Data records: Begin

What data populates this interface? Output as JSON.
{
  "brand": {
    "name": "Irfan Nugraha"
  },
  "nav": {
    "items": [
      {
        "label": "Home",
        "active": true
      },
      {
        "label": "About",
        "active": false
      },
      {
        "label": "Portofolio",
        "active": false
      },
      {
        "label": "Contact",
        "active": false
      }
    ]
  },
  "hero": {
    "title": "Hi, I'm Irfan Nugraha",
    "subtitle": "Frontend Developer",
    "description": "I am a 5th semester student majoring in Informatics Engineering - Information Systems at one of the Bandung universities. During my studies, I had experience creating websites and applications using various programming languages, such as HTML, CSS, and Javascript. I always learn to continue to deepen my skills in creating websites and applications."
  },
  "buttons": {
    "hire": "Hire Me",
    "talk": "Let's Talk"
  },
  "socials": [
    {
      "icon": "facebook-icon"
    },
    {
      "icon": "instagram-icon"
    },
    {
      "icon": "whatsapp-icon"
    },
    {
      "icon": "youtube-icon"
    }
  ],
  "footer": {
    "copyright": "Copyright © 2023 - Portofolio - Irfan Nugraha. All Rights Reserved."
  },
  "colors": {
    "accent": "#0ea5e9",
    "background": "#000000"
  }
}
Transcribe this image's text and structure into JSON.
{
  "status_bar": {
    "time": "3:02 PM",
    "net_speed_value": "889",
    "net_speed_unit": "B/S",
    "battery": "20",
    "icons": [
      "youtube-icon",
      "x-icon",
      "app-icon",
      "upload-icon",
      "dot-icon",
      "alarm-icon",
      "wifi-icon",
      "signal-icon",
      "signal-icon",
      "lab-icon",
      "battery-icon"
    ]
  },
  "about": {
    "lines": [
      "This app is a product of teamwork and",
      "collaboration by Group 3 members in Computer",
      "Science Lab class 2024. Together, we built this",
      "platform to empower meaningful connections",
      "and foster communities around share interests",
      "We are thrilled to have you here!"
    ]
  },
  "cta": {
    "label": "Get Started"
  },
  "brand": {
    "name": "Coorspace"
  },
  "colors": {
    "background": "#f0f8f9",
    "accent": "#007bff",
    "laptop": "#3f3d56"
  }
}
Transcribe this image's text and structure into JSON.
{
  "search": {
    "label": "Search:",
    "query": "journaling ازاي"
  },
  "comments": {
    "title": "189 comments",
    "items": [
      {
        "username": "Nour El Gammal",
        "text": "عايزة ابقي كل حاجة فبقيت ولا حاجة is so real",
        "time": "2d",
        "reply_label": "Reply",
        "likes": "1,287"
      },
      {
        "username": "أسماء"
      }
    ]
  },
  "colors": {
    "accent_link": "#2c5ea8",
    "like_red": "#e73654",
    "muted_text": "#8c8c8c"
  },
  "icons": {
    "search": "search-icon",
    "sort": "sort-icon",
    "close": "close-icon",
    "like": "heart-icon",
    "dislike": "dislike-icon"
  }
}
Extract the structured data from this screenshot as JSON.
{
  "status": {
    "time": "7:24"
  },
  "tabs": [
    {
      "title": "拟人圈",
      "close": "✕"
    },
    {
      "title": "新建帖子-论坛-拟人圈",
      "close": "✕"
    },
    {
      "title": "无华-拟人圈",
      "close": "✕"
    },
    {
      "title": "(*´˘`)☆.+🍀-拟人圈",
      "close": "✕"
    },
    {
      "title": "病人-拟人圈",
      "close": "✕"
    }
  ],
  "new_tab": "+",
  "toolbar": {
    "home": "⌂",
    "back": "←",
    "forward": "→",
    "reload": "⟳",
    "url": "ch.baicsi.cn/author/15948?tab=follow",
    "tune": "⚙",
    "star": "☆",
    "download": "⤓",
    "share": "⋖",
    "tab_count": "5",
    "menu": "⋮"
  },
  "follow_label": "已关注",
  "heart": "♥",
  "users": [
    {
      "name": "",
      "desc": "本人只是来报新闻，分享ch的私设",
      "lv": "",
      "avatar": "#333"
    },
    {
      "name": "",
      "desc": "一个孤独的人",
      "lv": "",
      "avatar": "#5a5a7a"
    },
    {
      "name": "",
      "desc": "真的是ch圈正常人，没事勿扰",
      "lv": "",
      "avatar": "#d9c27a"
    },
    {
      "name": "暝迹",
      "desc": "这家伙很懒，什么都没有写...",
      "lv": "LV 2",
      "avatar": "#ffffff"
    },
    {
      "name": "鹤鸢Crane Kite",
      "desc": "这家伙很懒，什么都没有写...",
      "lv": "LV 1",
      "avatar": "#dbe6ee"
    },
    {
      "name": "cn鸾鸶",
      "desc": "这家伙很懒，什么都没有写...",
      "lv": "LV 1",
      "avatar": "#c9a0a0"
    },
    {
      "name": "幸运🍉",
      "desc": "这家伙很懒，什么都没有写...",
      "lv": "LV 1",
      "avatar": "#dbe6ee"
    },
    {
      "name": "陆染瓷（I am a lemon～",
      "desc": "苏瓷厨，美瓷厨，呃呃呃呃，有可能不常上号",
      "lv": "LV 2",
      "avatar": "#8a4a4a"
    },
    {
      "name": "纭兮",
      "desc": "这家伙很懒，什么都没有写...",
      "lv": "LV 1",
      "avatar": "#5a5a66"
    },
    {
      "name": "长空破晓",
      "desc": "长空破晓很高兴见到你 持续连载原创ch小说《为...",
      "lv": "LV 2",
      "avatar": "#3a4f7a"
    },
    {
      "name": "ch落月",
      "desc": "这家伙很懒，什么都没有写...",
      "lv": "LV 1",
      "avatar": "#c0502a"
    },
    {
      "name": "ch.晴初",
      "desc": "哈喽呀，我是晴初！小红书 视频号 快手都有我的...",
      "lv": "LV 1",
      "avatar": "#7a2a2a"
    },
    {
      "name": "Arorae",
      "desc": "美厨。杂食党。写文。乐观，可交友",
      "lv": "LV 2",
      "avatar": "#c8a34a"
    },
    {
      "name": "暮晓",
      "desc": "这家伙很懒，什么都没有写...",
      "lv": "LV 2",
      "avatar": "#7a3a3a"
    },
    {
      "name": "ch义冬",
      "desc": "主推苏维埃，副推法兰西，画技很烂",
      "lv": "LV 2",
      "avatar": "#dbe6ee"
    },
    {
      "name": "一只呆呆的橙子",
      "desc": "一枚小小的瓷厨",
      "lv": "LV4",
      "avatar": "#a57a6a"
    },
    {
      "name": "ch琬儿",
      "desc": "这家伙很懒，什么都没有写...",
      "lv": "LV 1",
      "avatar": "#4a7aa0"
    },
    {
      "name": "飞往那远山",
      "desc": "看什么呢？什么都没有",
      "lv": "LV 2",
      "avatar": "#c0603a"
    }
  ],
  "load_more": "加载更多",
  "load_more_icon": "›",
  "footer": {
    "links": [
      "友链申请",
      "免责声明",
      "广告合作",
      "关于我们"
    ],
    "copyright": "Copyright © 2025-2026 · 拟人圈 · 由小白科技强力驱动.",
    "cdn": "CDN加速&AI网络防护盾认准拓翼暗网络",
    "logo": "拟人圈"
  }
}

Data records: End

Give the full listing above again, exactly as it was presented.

# Exercise response:
What data populates this interface? Output as JSON.
{
  "brand": {
    "name": "Irfan Nugraha"
  },
  "nav": {
    "items": [
      {
        "label": "Home",
        "active": true
      },
      {
        "label": "About",
        "active": false
      },
      {
        "label": "Portofolio",
        "active": false
      },
      {
        "label": "Contact",
        "active": false
      }
    ]
  },
  "hero": {
    "title": "Hi, I'm Irfan Nugraha",
    "subtitle": "Frontend Developer",
    "description": "I am a 5th semester student majoring in Informatics Engineering - Information Systems at one of the Bandung universities. During my studies, I had experience creating websites and applications using various programming languages, such as HTML, CSS, and Javascript. I always learn to continue to deepen my skills in creating websites and applications."
  },
  "buttons": {
    "hire": "Hire Me",
    "talk": "Let's Talk"
  },
  "socials": [
    {
      "icon": "facebook-icon"
    },
    {
      "icon": "instagram-icon"
    },
    {
      "icon": "whatsapp-icon"
    },
    {
      "icon": "youtube-icon"
    }
  ],
  "footer": {
    "copyright": "Copyright © 2023 - Portofolio - Irfan Nugraha. All Rights Reserved."
  },
  "colors": {
    "accent": "#0ea5e9",
    "background": "#000000"
  }
}
Transcribe this image's text and structure into JSON.
{
  "status_bar": {
    "time": "3:02 PM",
    "net_speed_value": "889",
    "net_speed_unit": "B/S",
    "battery": "20",
    "icons": [
      "youtube-icon",
      "x-icon",
      "app-icon",
      "upload-icon",
      "dot-icon",
      "alarm-icon",
      "wifi-icon",
      "signal-icon",
      "signal-icon",
      "lab-icon",
      "battery-icon"
    ]
  },
  "about": {
    "lines": [
      "This app is a product of teamwork and",
      "collaboration by Group 3 members in Computer",
      "Science Lab class 2024. Together, we built this",
      "platform to empower meaningful connections",
      "and foster communities around share interests",
      "We are thrilled to have you here!"
    ]
  },
  "cta": {
    "label": "Get Started"
  },
  "brand": {
    "name": "Coorspace"
  },
  "colors": {
    "background": "#f0f8f9",
    "accent": "#007bff",
    "laptop": "#3f3d56"
  }
}
Transcribe this image's text and structure into JSON.
{
  "search": {
    "label": "Search:",
    "query": "journaling ازاي"
  },
  "comments": {
    "title": "189 comments",
    "items": [
      {
        "username": "Nour El Gammal",
        "text": "عايزة ابقي كل حاجة فبقيت ولا حاجة is so real",
        "time": "2d",
        "reply_label": "Reply",
        "likes": "1,287"
      },
      {
        "username": "أسماء"
      }
    ]
  },
  "colors": {
    "accent_link": "#2c5ea8",
    "like_red": "#e73654",
    "muted_text": "#8c8c8c"
  },
  "icons": {
    "search": "search-icon",
    "sort": "sort-icon",
    "close": "close-icon",
    "like": "heart-icon",
    "dislike": "dislike-icon"
  }
}
Extract the structured data from this screenshot as JSON.
{
  "status": {
    "time": "7:24"
  },
  "tabs": [
    {
      "title": "拟人圈",
      "close": "✕"
    },
    {
      "title": "新建帖子-论坛-拟人圈",
      "close": "✕"
    },
    {
      "title": "无华-拟人圈",
      "close": "✕"
    },
    {
      "title": "(*´˘`)☆.+🍀-拟人圈",
      "close": "✕"
    },
    {
      "title": "病人-拟人圈",
      "close": "✕"
    }
  ],
  "new_tab": "+",
  "toolbar": {
    "home": "⌂",
    "back": "←",
    "forward": "→",
    "reload": "⟳",
    "url": "ch.baicsi.cn/author/15948?tab=follow",
    "tune": "⚙",
    "star": "☆",
    "download": "⤓",
    "share": "⋖",
    "tab_count": "5",
    "menu": "⋮"
  },
  "follow_label": "已关注",
  "heart": "♥",
  "users": [
    {
      "name": "",
      "desc": "本人只是来报新闻，分享ch的私设",
      "lv": "",
      "avatar": "#333"
    },
    {
      "name": "",
      "desc": "一个孤独的人",
      "lv": "",
      "avatar": "#5a5a7a"
    },
    {
      "name": "",
      "desc": "真的是ch圈正常人，没事勿扰",
      "lv": "",
      "avatar": "#d9c27a"
    },
    {
      "name": "暝迹",
      "desc": "这家伙很懒，什么都没有写...",
      "lv": "LV 2",
      "avatar": "#ffffff"
    },
    {
      "name": "鹤鸢Crane Kite",
      "desc": "这家伙很懒，什么都没有写...",
      "lv": "LV 1",
      "avatar": "#dbe6ee"
    },
    {
      "name": "cn鸾鸶",
      "desc": "这家伙很懒，什么都没有写...",
      "lv": "LV 1",
      "avatar": "#c9a0a0"
    },
    {
      "name": "幸运🍉",
      "desc": "这家伙很懒，什么都没有写...",
      "lv": "LV 1",
      "avatar": "#dbe6ee"
    },
    {
      "name": "陆染瓷（I am a lemon～",
      "desc": "苏瓷厨，美瓷厨，呃呃呃呃，有可能不常上号",
      "lv": "LV 2",
      "avatar": "#8a4a4a"
    },
    {
      "name": "纭兮",
      "desc": "这家伙很懒，什么都没有写...",
      "lv": "LV 1",
      "avatar": "#5a5a66"
    },
    {
      "name": "长空破晓",
      "desc": "长空破晓很高兴见到你 持续连载原创ch小说《为...",
      "lv": "LV 2",
      "avatar": "#3a4f7a"
    },
    {
      "name": "ch落月",
      "desc": "这家伙很懒，什么都没有写...",
      "lv": "LV 1",
      "avatar": "#c0502a"
    },
    {
      "name": "ch.晴初",
      "desc": "哈喽呀，我是晴初！小红书 视频号 快手都有我的...",
      "lv": "LV 1",
      "avatar": "#7a2a2a"
    },
    {
      "name": "Arorae",
      "desc": "美厨。杂食党。写文。乐观，可交友",
      "lv": "LV 2",
      "avatar": "#c8a34a"
    },
    {
      "name": "暮晓",
      "desc": "这家伙很懒，什么都没有写...",
      "lv": "LV 2",
      "avatar": "#7a3a3a"
    },
    {
      "name": "ch义冬",
      "desc": "主推苏维埃，副推法兰西，画技很烂",
      "lv": "LV 2",
      "avatar": "#dbe6ee"
    },
    {
      "name": "一只呆呆的橙子",
      "desc": "一枚小小的瓷厨",
      "lv": "LV4",
      "avatar": "#a57a6a"
    },
    {
      "name": "ch琬儿",
      "desc": "这家伙很懒，什么都没有写...",
      "lv": "LV 1",
      "avatar": "#4a7aa0"
    },
    {
      "name": "飞往那远山",
      "desc": "看什么呢？什么都没有",
      "lv": "LV 2",
      "avatar": "#c0603a"
    }
  ],
  "load_more": "加载更多",
  "load_more_icon": "›",
  "footer": {
    "links": [
      "友链申请",
      "免责声明",
      "广告合作",
      "关于我们"
    ],
    "copyright": "Copyright © 2025-2026 · 拟人圈 · 由小白科技强力驱动.",
    "cdn": "CDN加速&AI网络防护盾认准拓翼暗网络",
    "logo": "拟人圈"
  }
}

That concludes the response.